The debate as to whether or not to teach the so-called theory of creationism alongside the theory of evolution is nothing new. From the landmark trial of the State of Tennessee v. John Thomas Scopes, otherwise known as the Scopes Trial, in 1925 to Indiana’s Creationism Teaching Bill, which passed Indiana’s Senate Education Committee on January 25th of this year. As I’m sure many of you may know, creationism is the religious belief that humanity, life, the Earth, and the universe are the creation of a supernatural being. This belief conflicts with the theory of evolution, which is an atheistic process by which different kinds of living organisms are thought to have developed and diversified from earlier forms throughout history. Despite the furor that surrounds evolution and creationism, one question must be asked. How can creationism be taught within public schools when it advocates Abrahamic religions, and, by its very own definition, cannot be a scientific theory? Be it resolved: Creationism should not be taught as a counter-theory to the theory of evolution in public schools because it is not based in scientific research and supports a specific religious doctrine.
According to the National Academy of Sciences, a theory is a well-substantiated explanation of some aspect of the natural world that can incorporate facts, laws, inferences, and tested hypotheses. This criterion necessitates that a theory must both be testable and compatible with natural law; neither of these requirements is met by the idea of creationism. As I said earlier, creationism cannot be a scientific theory by its very own definition. This is because, to many people, God is an omnipotent and omniscient perfect being that transcends both space and time. There are no empirical testing methods that can be used to investigate this type of divinity and supernatural power. Without the ability to test the existence of God, let alone the ability to test whether or not God created life, the universe, and everything, the main idea of creationism cannot be scientifically proved or even disproved. Creationism’s inability to be tested is detrimental to its moniker of theory.

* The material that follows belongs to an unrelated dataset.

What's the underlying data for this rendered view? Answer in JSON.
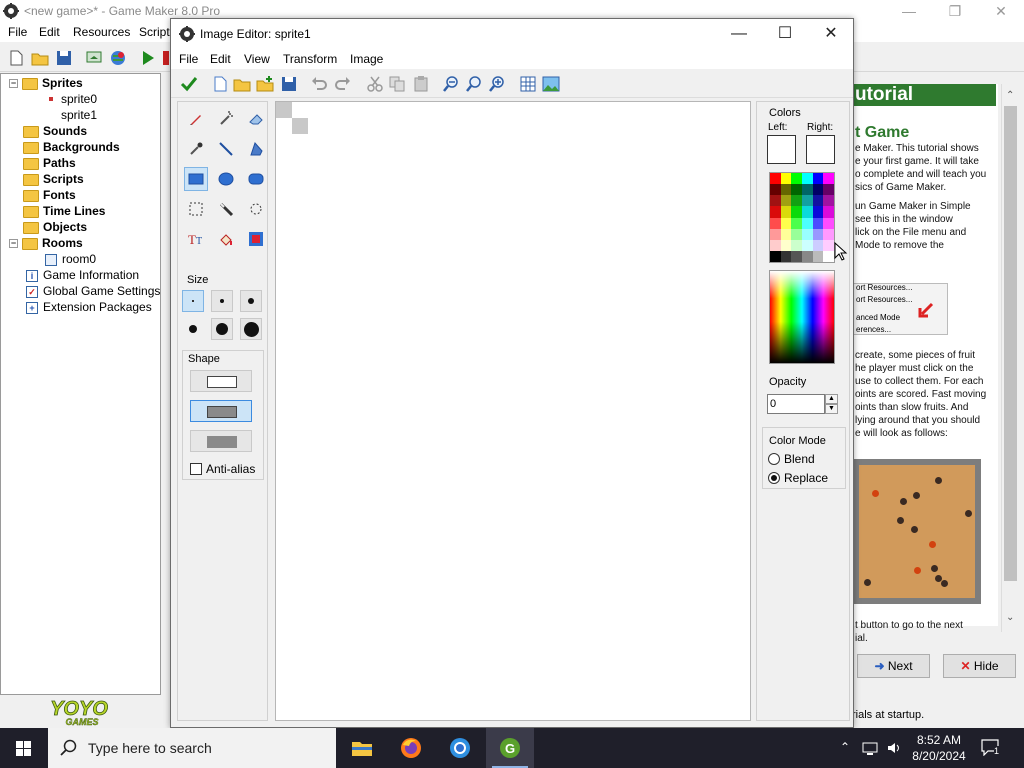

Creationists’ attempts at having creationism received as a theory are again thwarted by the fact that the idea of creationism is not founded in natural law. God’s very own attributes and actions, like miracles, are incompatible with natural law. Miracles in themselves are not supposed to be explainable by natural causes and are outside the realm of science. If that’s the case, then how can creationism be considered a theory? Also, why would creationists even want creationism to be bound by natural law when God’s actions are only inspiring because they cannot be explained? If the purpose is just to mix science and religion, then saying, “God did it” does nothing to advance our knowledge of the world around us. We have no clear idea what God is or how God is supposed to do anything, except that, however he does things, it does not conform to known laws of nature, and therefore, the actions of God can never be within the realm of science like the theory of evolution is.
Aside from creationism’s incapability to ever become a true scientific theory because it lacks two basic benchmarks: testability and compatibility with natural law, it also conflicts with the First Amendment of the U.S. Constitution. However, this was not always seen as the case. Prior to 1925, Creation Science was the prevailing belief. That was until the trial of the State of Tennessee v. John Thomas Scopes.
The Scopes Trial began when biology teacher, John Scopes, was accused and found guilty of teaching evolution. John Scopes was in violation of Tennessee’s Bulter Act, which prohibited any theory that denied the story of the Divine Creation of man as taught in the Bible. However, the Scopes Trial was a seminal moment in the evolution-creationism controversy because the Supreme Court of Tennessee deemed the Butler Act to be unconstitutional. This case started the precedent that would begin the shift toward the following of the Establishment Clause in public schools.
In 1968, in Epperson v. Arkansas, the Supreme Court held explicitly that it is unconstitutional to restrict a public school teacher’s right to teach evolution. More recently, in Aguillard v. Edwards in 1987, the Court decisively held that it is unconstitutional to require educators who teach evolution to also teach creationism. Based upon the outcomes of these three trials, the United States Supreme Court considers the Establishment Clause of the First Amendment to be an integral element in public school education.
Because creationism cannot be scientifically tested and does not act in accordance with natural law, creationism cannot be deemed as a theory. Without credibility within the scientific community, and the fact that creationism promotes specific religious ideas, which is in violation of the First Amendment, it should not be taught within public schools.